  6. There are some companies that assist sellers with things like getting their home on the MLS and real estate web sites. It makes more sense to market to them so you are on their recommended list. They will probably want a commission on the referrals, but you can just raise your prices to cover the expense since you aren't going to discount your services to a FSBO seller. Having a good website is also key so FSBO sellers can find you.

    I rarely market directly to a FSBO seller, but if I see a sign around where I live with a phone number, I'll call them up. Part of that is since local agents don't use professional photography and I want them to see my work. Any local agent that isn't checking for new local listings a couple of times a day is not serious. They will see any images I make of local homes and I can use that to get them on board.

  7. I did a shoot for one...and only one.
    NEVER again. The most demanding pain in the ass I've ever seen!
    Don't get me wrong. I know how to put my foot down...but I prefer to avoid conflict.
    This woman wanted EVERYTHING shot. Nothing was good enough.
    Ever since then, I ONLY hire out to RMLS agents.

  8. I live and shoot in a small town, and after a couple of years of photographing, I finally have a clientele of RE agents/brokers built up that keep me as busy as I want to be. I know that if I were to aggressively market to FSBO's, they would see that as somewhat of a betrayal of their loyalty to me. Having said that, I have shot a few FSBO's who have come to me through referrals from Facebook or just by reputation, but I charge them twice as much as I do my realtors. The very few I've done have been very good experiences though, and as Kerry Bern pointed out, I even got a tip once from a seller who told me "You don't charge enough!". I can assure you no realtor has ever told me that. ????

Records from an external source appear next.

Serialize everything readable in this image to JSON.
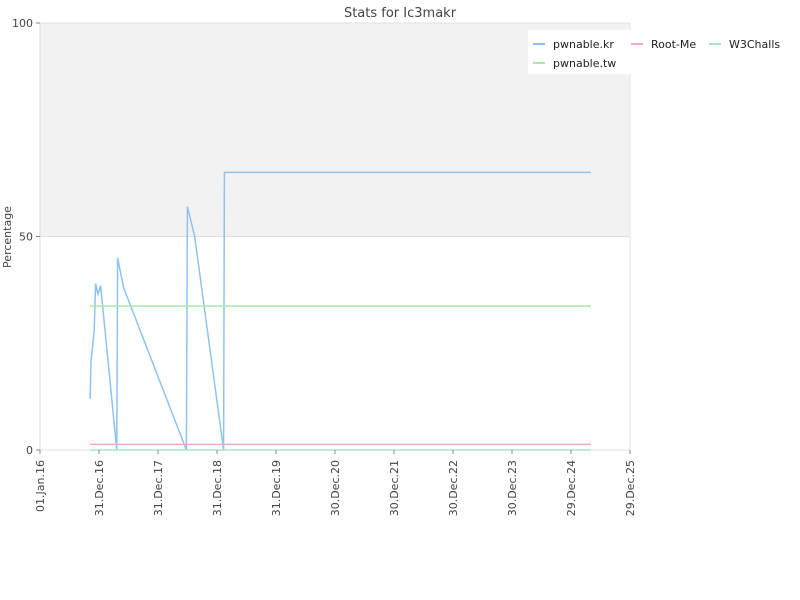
{
  "chart_data": {
    "type": "line",
    "title": "Stats for Ic3makr",
    "ylabel": "Percentage",
    "xlabel": "",
    "ylim": [
      0,
      100
    ],
    "y_ticks": [
      "0",
      "50",
      "100"
    ],
    "x_range": [
      "2016-01-01",
      "2025-12-29"
    ],
    "x_ticks": [
      {
        "date": "2016-01-01",
        "label": "01.Jan.16"
      },
      {
        "date": "2016-12-31",
        "label": "31.Dec.16"
      },
      {
        "date": "2017-12-31",
        "label": "31.Dec.17"
      },
      {
        "date": "2018-12-31",
        "label": "31.Dec.18"
      },
      {
        "date": "2019-12-31",
        "label": "31.Dec.19"
      },
      {
        "date": "2020-12-30",
        "label": "30.Dec.20"
      },
      {
        "date": "2021-12-30",
        "label": "30.Dec.21"
      },
      {
        "date": "2022-12-30",
        "label": "30.Dec.22"
      },
      {
        "date": "2023-12-30",
        "label": "30.Dec.23"
      },
      {
        "date": "2024-12-29",
        "label": "29.Dec.24"
      },
      {
        "date": "2025-12-29",
        "label": "29.Dec.25"
      }
    ],
    "grid": true,
    "legend_position": "top-right",
    "series": [
      {
        "name": "pwnable.kr",
        "color": "#8ec3f0",
        "points": [
          [
            "2016-11-06",
            12
          ],
          [
            "2016-11-12",
            21
          ],
          [
            "2016-12-01",
            28
          ],
          [
            "2016-12-10",
            39
          ],
          [
            "2016-12-25",
            36.5
          ],
          [
            "2017-01-10",
            38.5
          ],
          [
            "2017-04-20",
            0
          ],
          [
            "2017-04-25",
            45
          ],
          [
            "2017-06-01",
            38
          ],
          [
            "2018-06-25",
            0
          ],
          [
            "2018-07-01",
            57
          ],
          [
            "2018-08-15",
            50
          ],
          [
            "2019-02-10",
            0
          ],
          [
            "2019-02-15",
            65
          ],
          [
            "2025-05-01",
            65
          ]
        ]
      },
      {
        "name": "Root-Me",
        "color": "#f6a9c8",
        "points": [
          [
            "2016-11-06",
            1.3
          ],
          [
            "2025-05-01",
            1.3
          ]
        ]
      },
      {
        "name": "W3Challs",
        "color": "#a8e2d2",
        "points": [
          [
            "2016-11-06",
            0
          ],
          [
            "2025-05-01",
            0
          ]
        ]
      },
      {
        "name": "pwnable.tw",
        "color": "#a9e8a8",
        "points": [
          [
            "2016-11-06",
            33.7
          ],
          [
            "2025-05-01",
            33.7
          ]
        ]
      }
    ]
  }
}
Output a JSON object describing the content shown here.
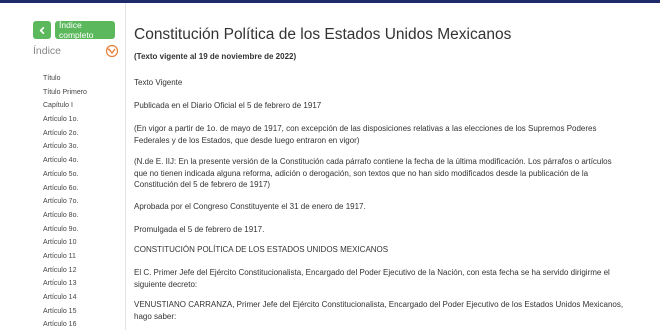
{
  "colors": {
    "accent": "#5cb85c",
    "topbar": "#1f2a6b",
    "index_icon": "#e8803a"
  },
  "sidebar": {
    "back_icon": "chevron-left-icon",
    "full_index_label": "Índice completo",
    "index_label": "Índice",
    "items": [
      "Título",
      "Título Primero",
      "Capítulo I",
      "Artículo 1o.",
      "Artículo 2o.",
      "Artículo 3o.",
      "Artículo 4o.",
      "Artículo 5o.",
      "Artículo 6o.",
      "Artículo 7o.",
      "Artículo 8o.",
      "Artículo 9o.",
      "Artículo 10",
      "Artículo 11",
      "Artículo 12",
      "Artículo 13",
      "Artículo 14",
      "Artículo 15",
      "Artículo 16"
    ]
  },
  "document": {
    "title": "Constitución Política de los Estados Unidos Mexicanos",
    "subtitle": "(Texto vigente al 19 de noviembre de 2022)",
    "paragraphs": [
      "Texto Vigente",
      "Publicada en el Diario Oficial el 5 de febrero de 1917",
      "(En vigor a partir de 1o. de mayo de 1917, con excepción de las disposiciones relativas a las elecciones de los Supremos Poderes Federales y de los Estados, que desde luego entraron en vigor)",
      "(N.de E. IIJ: En la presente versión de la Constitución cada párrafo contiene la fecha de la última modificación. Los párrafos o artículos que no tienen indicada alguna reforma, adición o derogación, son textos que no han sido modificados desde la publicación de la Constitución del 5 de febrero de 1917)",
      "Aprobada por el Congreso Constituyente el 31 de enero de 1917.",
      "Promulgada el 5 de febrero de 1917.",
      "CONSTITUCIÓN POLÍTICA DE LOS ESTADOS UNIDOS MEXICANOS",
      "El C. Primer Jefe del Ejército Constitucionalista, Encargado del Poder Ejecutivo de la Nación, con esta fecha se ha servido dirigirme el siguiente decreto:",
      "VENUSTIANO CARRANZA, Primer Jefe del Ejército Constitucionalista, Encargado del Poder Ejecutivo de los Estados Unidos Mexicanos, hago saber:"
    ]
  }
}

  9. @Ronald. Any agent that feels you are betraying them by photographing a FSBO has some thinking to do. It's no different than taking on work from other agents in other offices. I doubt that any agent would be willing to pay me to NOT photograph FSBO's.

    I don't have any problem charging more. I find it much easier to work with agents. They aren't as attached to the home and look beyond staging details where an owner may nit pick things that really don't matter. Agents should be working with sellers to get the home prepped for photos and showings and some of that devolves on the photographer with a FSBO. I build that in to my pricing and the time I allocate to do the shoot.

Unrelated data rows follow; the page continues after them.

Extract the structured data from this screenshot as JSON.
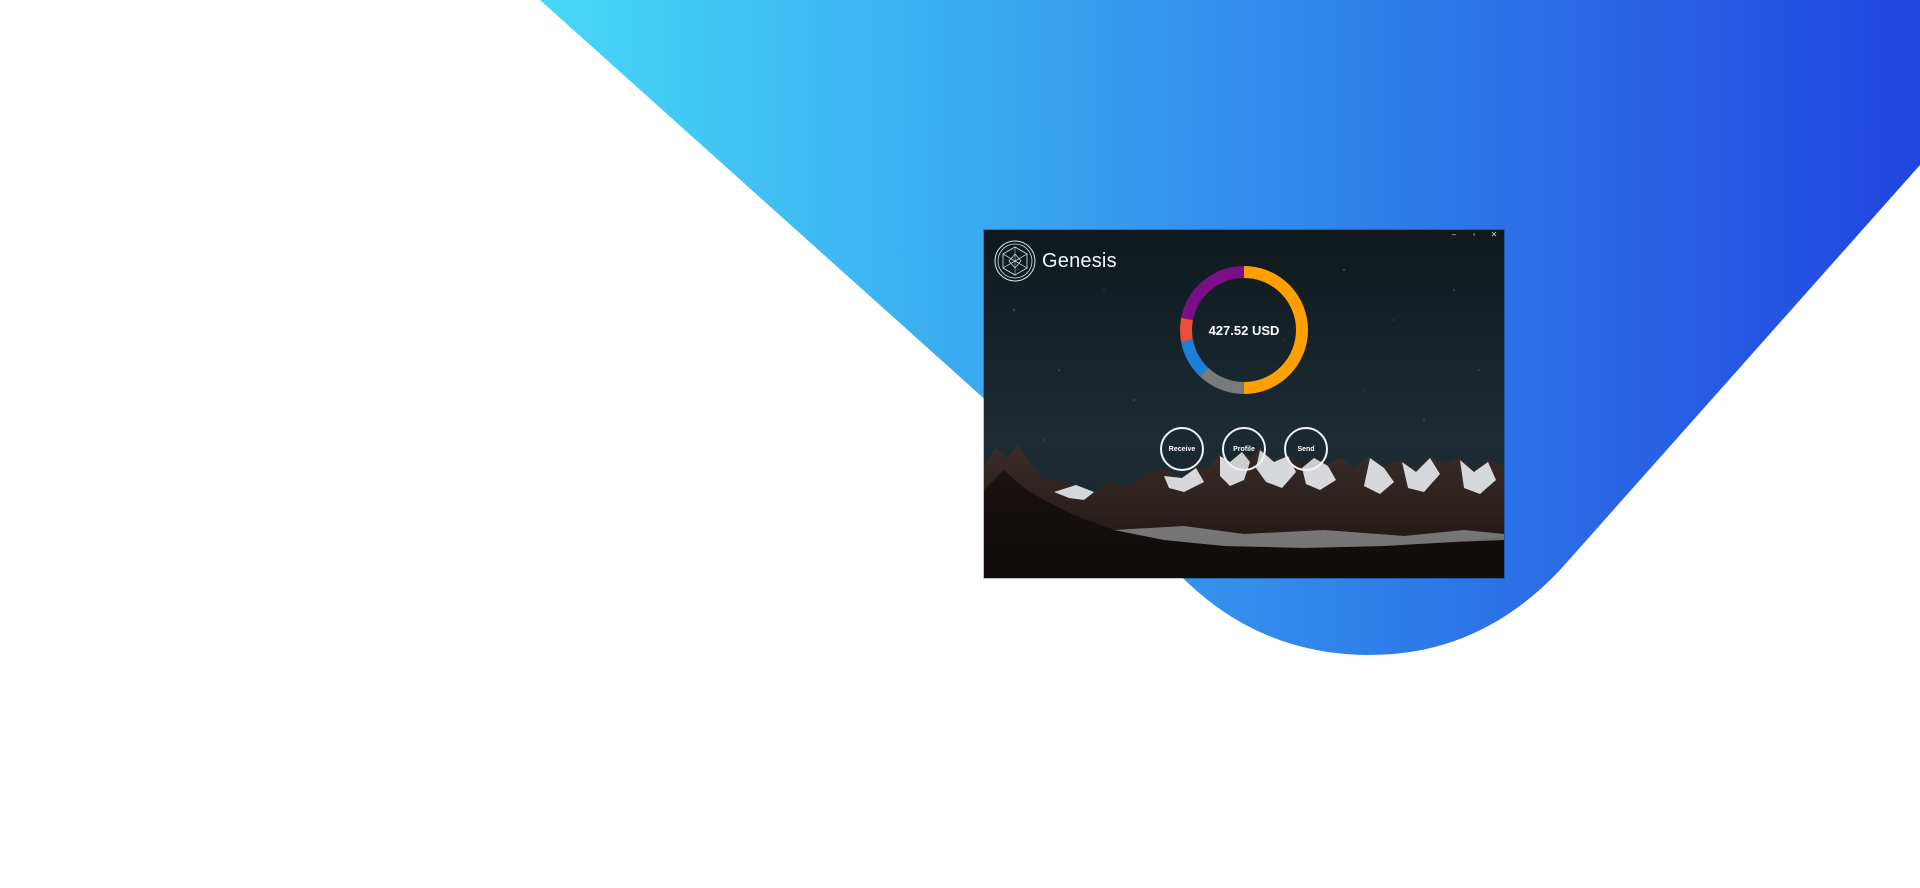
{
  "app": {
    "name": "Genesis"
  },
  "window_controls": {
    "minimize_glyph": "–",
    "maximize_glyph": "▫",
    "close_glyph": "✕"
  },
  "portfolio": {
    "balance_label": "427.52 USD",
    "segments": [
      {
        "color": "#ff9f00",
        "fraction": 0.5
      },
      {
        "color": "#7a7a7a",
        "fraction": 0.12
      },
      {
        "color": "#1e7fd9",
        "fraction": 0.1
      },
      {
        "color": "#e8503a",
        "fraction": 0.06
      },
      {
        "color": "#7b0f86",
        "fraction": 0.22
      }
    ]
  },
  "actions": {
    "receive": "Receive",
    "profile": "Profile",
    "send": "Send"
  },
  "colors": {
    "bg_gradient_start": "#46d8f7",
    "bg_gradient_end": "#2045e0",
    "button_ring": "#f2f4f5",
    "text": "#ffffff"
  },
  "icons": {
    "logo": "hexagon-crystal-logo-icon",
    "minimize": "minimize-icon",
    "maximize": "maximize-icon",
    "close": "close-icon"
  }
}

  10. I have not pursued FSBO directly but do advertise that on my web site. My requirements are clear and I charge 50% to 200% more than I charge agents. I have specific terms and limitations on the number of images and time spent on site. I require payment in cash when I knock on the door. I have everything prepared ahead of time and send them links for prep.

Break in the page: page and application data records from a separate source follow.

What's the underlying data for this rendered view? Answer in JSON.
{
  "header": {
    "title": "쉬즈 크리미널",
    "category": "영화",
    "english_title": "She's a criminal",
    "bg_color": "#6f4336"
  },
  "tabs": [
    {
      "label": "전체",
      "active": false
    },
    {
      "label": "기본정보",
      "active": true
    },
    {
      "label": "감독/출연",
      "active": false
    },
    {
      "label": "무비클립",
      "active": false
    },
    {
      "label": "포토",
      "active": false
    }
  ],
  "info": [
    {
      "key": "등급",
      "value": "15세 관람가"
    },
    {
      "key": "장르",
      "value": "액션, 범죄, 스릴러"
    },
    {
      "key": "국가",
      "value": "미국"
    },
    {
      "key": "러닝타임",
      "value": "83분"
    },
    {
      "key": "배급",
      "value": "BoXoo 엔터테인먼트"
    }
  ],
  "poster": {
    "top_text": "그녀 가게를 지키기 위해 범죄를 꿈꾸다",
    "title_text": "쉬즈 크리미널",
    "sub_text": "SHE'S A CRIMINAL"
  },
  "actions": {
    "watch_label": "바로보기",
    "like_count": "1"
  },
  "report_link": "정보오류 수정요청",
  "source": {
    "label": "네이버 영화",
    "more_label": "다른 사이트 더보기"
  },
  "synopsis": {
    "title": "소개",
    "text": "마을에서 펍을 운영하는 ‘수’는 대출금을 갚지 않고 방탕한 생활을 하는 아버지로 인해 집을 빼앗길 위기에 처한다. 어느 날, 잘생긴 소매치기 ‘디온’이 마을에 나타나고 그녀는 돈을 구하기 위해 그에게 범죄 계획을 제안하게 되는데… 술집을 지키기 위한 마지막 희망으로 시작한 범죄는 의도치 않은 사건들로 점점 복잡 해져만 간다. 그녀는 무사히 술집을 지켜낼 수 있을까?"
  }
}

    I have had not had a problem so far with any FSBO and have done four over the past year. Not a lot of business but won't turn it down. My most recent was a person that had quite a few properties and had their act together very well. In my estimation a realtor would ad no value to what they did and they did it very well. They were pleased, paid cash up front and will be giving me additional work.

    Not sure if it would be worth it to chase after them but as long as you collect cash up front and set the terms it should work.

    PS I let them know up font it is their responsibility to prepare their property for my photography. I send them a link to instructions. I note this in my initial conversation and assure them I have taken great pictures of chicken bones in the corners of rooms and if their property is prepared like that I assume they want the photographs to show it like that.

  11. I have done some FSBO's and normally it's ok, like some have said they do require more hand holding, also the VRBO/Air BNB's crowd, same thing. Not a super large % of my business but great when things are slow!

Leave a Reply

Your email address will not be published. Required fields are marked *

magnifiercrossmenucross-circle